But Gagnon was preaching unity, which the Conservative Party did not have in Quebec at the time. Ever since the conscription crisis in 1917, the federal and provincial wings of the Conservatives were divided. Gagnon wanted to see closer ties between the two parties and for Quebec Conservatives to get solidly behind R.B. Bennett’s government in Ottawa. There was talk of third parties being formed in Quebec that would split the anti-Liberal vote and ensure another win for Taschereau.
Despite being a member of Bennett’s caucus in Ottawa, Gagnon had little support from his fellow MPs. They wanted to keep the peace between Duplessis and the federal party, and Gagnon had to dismiss reports that he was being pressed to withdraw by his colleagues, saying “I am in the contest to the finish.”
The convention was held in Sherbrooke and featured speeches by supporters of both Duplessis and Gagnon, as well as an address by the two contenders. Gagnon stressed unity, while Duplessis dismissed the notion that the party was disunited — and spelled out how he was more concerned with provincial than federal affairs.
The betting money was on an easy Duplessis win, but Gagnon put up more of a fight. Duplessis won a solid majority of 61% of the 550 delegates who voted, but Gagnon’s 39% was better than most had expected.
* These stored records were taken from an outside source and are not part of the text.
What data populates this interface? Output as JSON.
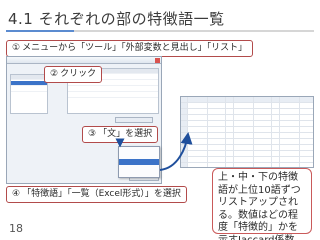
{
  "slide": {
    "title": "4.1 それぞれの部の特徴語一覧",
    "page_number": "18"
  },
  "steps": {
    "step1": {
      "marker": "①",
      "text": "メニューから「ツール」「外部変数と見出し」「リスト」"
    },
    "step2": {
      "marker": "②",
      "text": "クリック"
    },
    "step3": {
      "marker": "③",
      "text": "「文」を選択"
    },
    "step4": {
      "marker": "④",
      "text": "「特徴語」「一覧（Excel形式）」を選択"
    }
  },
  "callout": {
    "text": "上・中・下の特徴語が上位10語ずつリストアップされる。数値はどの程度「特徴的」かを示すJaccard係数。"
  },
  "colors": {
    "accent_red": "#c95a5a",
    "accent_blue": "#3b73c8",
    "title_bar": "#5b8bd0",
    "arrow_blue": "#1f4f9c"
  }
}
According to the correspondent for the Montreal Gazette, “the fight over, the great gathering broke in a tumult of applause. The rancor which has been engendered was forgotten and Mr. Duplessis and Mr. Gagnon came together on the platform with a hearty grip of the hand, and an exchange of mutual goodwill that told of their years of sincere friendship.”
Gagnon would return to Ottawa and suffer defeat, as most Conservatives did, in the 1935 federal election. Duplessis, too, would fail to dislodge the Quebec Liberals in the 1935 provincial election as a third party, the Action libérale nationale, split the vote. But Gagnon would make good on his promise of friendship to Duplessis, running under the new Union nationale banner in 1936 and sitting in Duplessis’s cabinets until he was rewarded with a posting to the lieutenant-governor’s job in 1958.
Doug Ford cracks the Top Dozen
Tomorrow, Doug Ford will surpass David Peterson as the 12th longest serving premier of Ontario.
Peterson is probably most remembered for two things. Firstly, with the help of Bob Rae’s New Democrats he brought down the 42-year PC dynasty when his Liberals and the NDP teamed up to defeat Frank Miller’s PC minority government in 1985.
Secondly, and again with Bob Rae playing an important role, he disastrously called a snap election in 1990, lost his lead in the polls and saw himself replaced by Ontario’s one (and only) NDP government.
To date, Ford has avoided losing a provincial election. But, like Peterson, he’s showed the capacity to make some really bad political decisions — which might one day see him suffering the same fate.
That’s it for the Weekly Writ this week. The next episode of The Numbers will be dropping on Friday. The episode will land in your inbox but you can also find it on Apple Podcasts and other podcasting apps. If you want to get it early on Thursday, become a Patron here!